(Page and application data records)

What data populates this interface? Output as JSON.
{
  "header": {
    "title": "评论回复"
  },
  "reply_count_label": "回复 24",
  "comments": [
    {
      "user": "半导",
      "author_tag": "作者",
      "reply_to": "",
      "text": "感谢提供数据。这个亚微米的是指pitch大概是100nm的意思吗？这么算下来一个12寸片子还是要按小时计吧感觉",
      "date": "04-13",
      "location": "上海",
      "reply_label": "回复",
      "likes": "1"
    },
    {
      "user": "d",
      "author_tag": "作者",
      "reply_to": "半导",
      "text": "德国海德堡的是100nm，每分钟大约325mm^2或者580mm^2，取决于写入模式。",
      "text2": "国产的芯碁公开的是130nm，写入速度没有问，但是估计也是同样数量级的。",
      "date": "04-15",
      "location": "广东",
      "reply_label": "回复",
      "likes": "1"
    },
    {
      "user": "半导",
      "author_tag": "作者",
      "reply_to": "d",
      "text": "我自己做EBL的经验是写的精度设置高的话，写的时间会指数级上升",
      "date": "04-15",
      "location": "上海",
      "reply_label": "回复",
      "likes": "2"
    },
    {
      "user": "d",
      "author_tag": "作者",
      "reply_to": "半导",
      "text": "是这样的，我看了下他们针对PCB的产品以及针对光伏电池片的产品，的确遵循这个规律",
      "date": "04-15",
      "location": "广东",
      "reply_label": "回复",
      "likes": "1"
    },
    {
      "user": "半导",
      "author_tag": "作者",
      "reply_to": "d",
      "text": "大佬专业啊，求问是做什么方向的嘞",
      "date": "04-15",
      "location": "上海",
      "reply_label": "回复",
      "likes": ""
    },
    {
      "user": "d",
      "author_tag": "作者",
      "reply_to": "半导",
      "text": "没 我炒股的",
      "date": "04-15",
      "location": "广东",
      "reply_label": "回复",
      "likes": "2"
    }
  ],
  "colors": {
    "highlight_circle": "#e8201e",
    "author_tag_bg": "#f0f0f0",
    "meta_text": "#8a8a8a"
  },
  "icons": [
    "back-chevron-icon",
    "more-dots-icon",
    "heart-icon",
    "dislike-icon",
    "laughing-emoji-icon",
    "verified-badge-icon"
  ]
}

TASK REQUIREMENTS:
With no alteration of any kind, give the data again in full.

ANSWER AREA:
What data populates this interface? Output as JSON.
{
  "header": {
    "title": "评论回复"
  },
  "reply_count_label": "回复 24",
  "comments": [
    {
      "user": "半导",
      "author_tag": "作者",
      "reply_to": "",
      "text": "感谢提供数据。这个亚微米的是指pitch大概是100nm的意思吗？这么算下来一个12寸片子还是要按小时计吧感觉",
      "date": "04-13",
      "location": "上海",
      "reply_label": "回复",
      "likes": "1"
    },
    {
      "user": "d",
      "author_tag": "作者",
      "reply_to": "半导",
      "text": "德国海德堡的是100nm，每分钟大约325mm^2或者580mm^2，取决于写入模式。",
      "text2": "国产的芯碁公开的是130nm，写入速度没有问，但是估计也是同样数量级的。",
      "date": "04-15",
      "location": "广东",
      "reply_label": "回复",
      "likes": "1"
    },
    {
      "user": "半导",
      "author_tag": "作者",
      "reply_to": "d",
      "text": "我自己做EBL的经验是写的精度设置高的话，写的时间会指数级上升",
      "date": "04-15",
      "location": "上海",
      "reply_label": "回复",
      "likes": "2"
    },
    {
      "user": "d",
      "author_tag": "作者",
      "reply_to": "半导",
      "text": "是这样的，我看了下他们针对PCB的产品以及针对光伏电池片的产品，的确遵循这个规律",
      "date": "04-15",
      "location": "广东",
      "reply_label": "回复",
      "likes": "1"
    },
    {
      "user": "半导",
      "author_tag": "作者",
      "reply_to": "d",
      "text": "大佬专业啊，求问是做什么方向的嘞",
      "date": "04-15",
      "location": "上海",
      "reply_label": "回复",
      "likes": ""
    },
    {
      "user": "d",
      "author_tag": "作者",
      "reply_to": "半导",
      "text": "没 我炒股的",
      "date": "04-15",
      "location": "广东",
      "reply_label": "回复",
      "likes": "2"
    }
  ],
  "colors": {
    "highlight_circle": "#e8201e",
    "author_tag_bg": "#f0f0f0",
    "meta_text": "#8a8a8a"
  },
  "icons": [
    "back-chevron-icon",
    "more-dots-icon",
    "heart-icon",
    "dislike-icon",
    "laughing-emoji-icon",
    "verified-badge-icon"
  ]
}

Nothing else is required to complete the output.